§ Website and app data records
# # #

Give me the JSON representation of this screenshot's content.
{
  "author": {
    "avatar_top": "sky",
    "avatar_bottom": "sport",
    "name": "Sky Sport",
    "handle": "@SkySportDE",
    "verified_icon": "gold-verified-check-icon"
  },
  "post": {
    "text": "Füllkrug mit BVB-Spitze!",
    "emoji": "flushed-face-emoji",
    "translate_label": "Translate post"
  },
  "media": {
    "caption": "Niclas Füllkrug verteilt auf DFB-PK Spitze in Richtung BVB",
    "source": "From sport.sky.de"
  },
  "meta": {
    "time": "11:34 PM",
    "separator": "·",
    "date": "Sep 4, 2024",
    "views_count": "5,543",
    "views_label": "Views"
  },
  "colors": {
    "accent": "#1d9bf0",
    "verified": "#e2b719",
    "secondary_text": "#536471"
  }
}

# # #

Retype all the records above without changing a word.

§ Result
Give me the JSON representation of this screenshot's content.
{
  "author": {
    "avatar_top": "sky",
    "avatar_bottom": "sport",
    "name": "Sky Sport",
    "handle": "@SkySportDE",
    "verified_icon": "gold-verified-check-icon"
  },
  "post": {
    "text": "Füllkrug mit BVB-Spitze!",
    "emoji": "flushed-face-emoji",
    "translate_label": "Translate post"
  },
  "media": {
    "caption": "Niclas Füllkrug verteilt auf DFB-PK Spitze in Richtung BVB",
    "source": "From sport.sky.de"
  },
  "meta": {
    "time": "11:34 PM",
    "separator": "·",
    "date": "Sep 4, 2024",
    "views_count": "5,543",
    "views_label": "Views"
  },
  "colors": {
    "accent": "#1d9bf0",
    "verified": "#e2b719",
    "secondary_text": "#536471"
  }
}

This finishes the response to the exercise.